Diabetes can be associated with a number of peripheral nerve disorders. The commonest is slowly-progressive
axonal distal symmetrical sensori-motor neuropathy. Sensory loss and positive sensory symptoms are its main manifestations.
Lumbosacral radiculoplexus neuropathy (LSRPN) is a distinct entity, accompanied by severe lumbar, hip, leg pain
and weight loss, with subsequent weakness. Although typically unilateral, bilaterality is described, with spontaneous recovery
usual over several months. The upper limb counterpart, cervical radiculoplexus neuropathy is rare. Acute painful
neuropathies, including “diabetic neuropathic cachexia”, are infrequent. Accompanying weight loss is usual and burning
pains in the extremities are severe. Insulin-triggered acute painful neuropathy is well-described although infrequent and
still poorly-understood. Chronic inflammatory demyelinating polyradiculoneuropathy (CIDP) represents an immunemediated
treatable disorder, usually causing prominent diffuse motor weakness, which was described as more common in
diabetics. More recent epidemiological data have however been conflicting and it is possible that CIDP is no more frequent
in diabetics than in the general population. Diagnosis is made by electrophysiology and cerebrospinal fluid analysis.
A painless diabetic motor neuropathy, thought to be caused by ischaemic injury and microvasculitis, has recently been
postulated as separate from LSRPN and CIDP. Other focal and multifocal neuropathies that can occur in diabetics are cranial
or truncal. Entrapment neuropathies are more often of median and ulnar nerves, and may in some cases benefit from
decompression. Finally, autonomic neuropathies are well-described in diabetes and can be diverse in presentation with

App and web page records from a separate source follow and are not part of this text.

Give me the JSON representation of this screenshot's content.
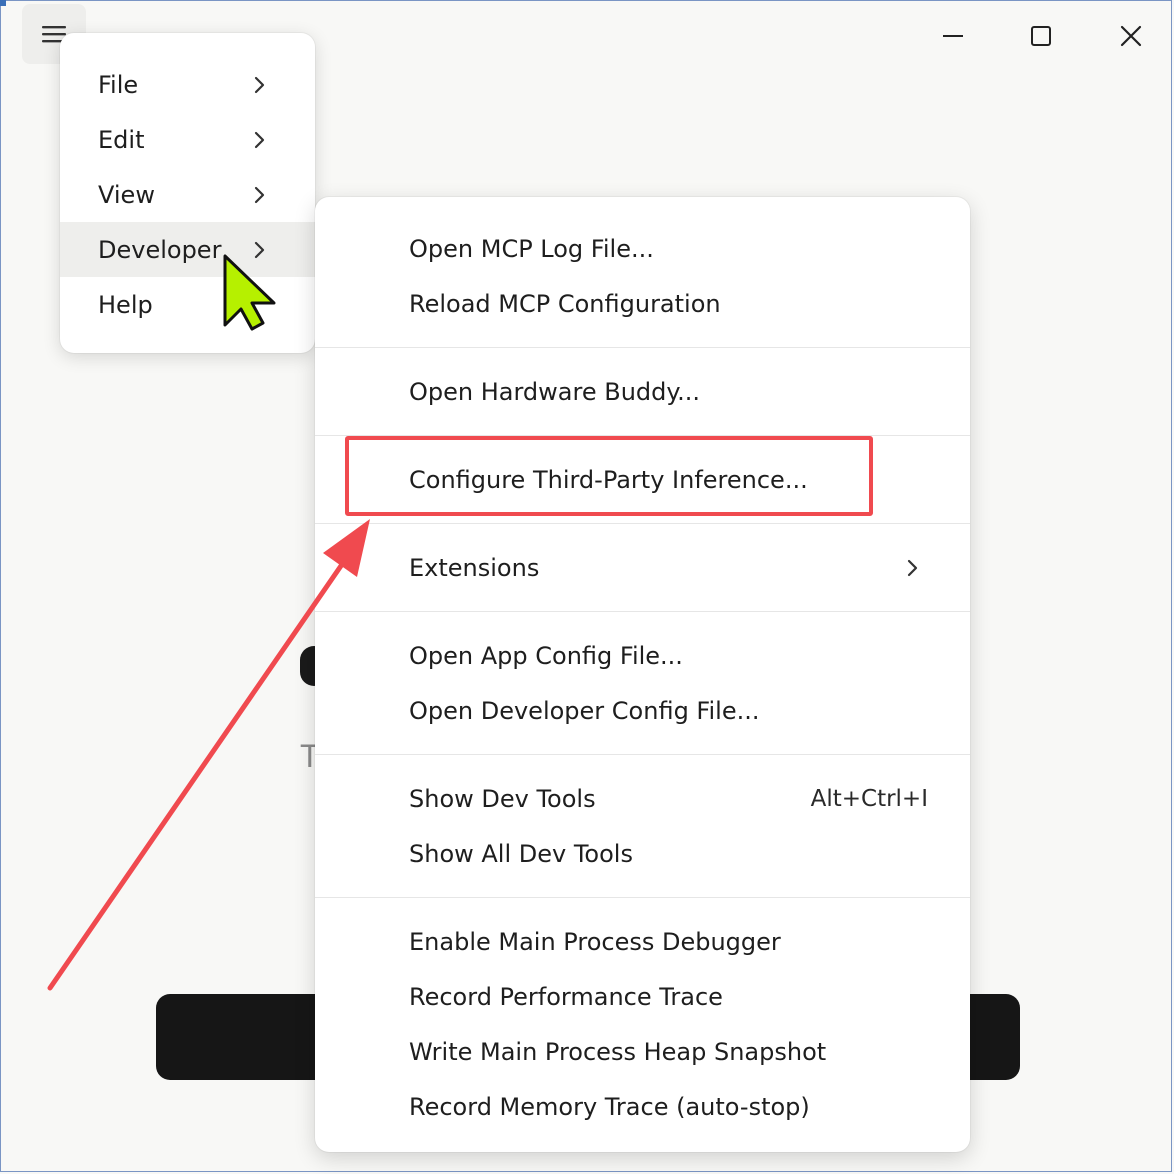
{
  "title_bar": {
    "menu_icon": "hamburger-menu-icon",
    "minimize_icon": "minimize-icon",
    "maximize_icon": "maximize-icon",
    "close_icon": "close-icon"
  },
  "background": {
    "partial_text": "T"
  },
  "main_menu": {
    "items": [
      {
        "label": "File",
        "has_submenu": true
      },
      {
        "label": "Edit",
        "has_submenu": true
      },
      {
        "label": "View",
        "has_submenu": true
      },
      {
        "label": "Developer",
        "has_submenu": true,
        "active": true
      },
      {
        "label": "Help",
        "has_submenu": false
      }
    ]
  },
  "developer_menu": {
    "groups": [
      [
        {
          "label": "Open MCP Log File..."
        },
        {
          "label": "Reload MCP Configuration"
        }
      ],
      [
        {
          "label": "Open Hardware Buddy..."
        }
      ],
      [
        {
          "label": "Configure Third-Party Inference...",
          "highlighted": true
        }
      ],
      [
        {
          "label": "Extensions",
          "has_submenu": true
        }
      ],
      [
        {
          "label": "Open App Config File..."
        },
        {
          "label": "Open Developer Config File..."
        }
      ],
      [
        {
          "label": "Show Dev Tools",
          "shortcut": "Alt+Ctrl+I"
        },
        {
          "label": "Show All Dev Tools"
        }
      ],
      [
        {
          "label": "Enable Main Process Debugger"
        },
        {
          "label": "Record Performance Trace"
        },
        {
          "label": "Write Main Process Heap Snapshot"
        },
        {
          "label": "Record Memory Trace (auto-stop)"
        }
      ]
    ]
  },
  "annotation": {
    "highlight_color": "#f04a4f",
    "cursor_color": "#b6f000"
  }
}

cardiovascular, gastrointestinal, urogenital and sudomotor manifestations. Their management can be difficult with debilitating
symptoms despite treatment.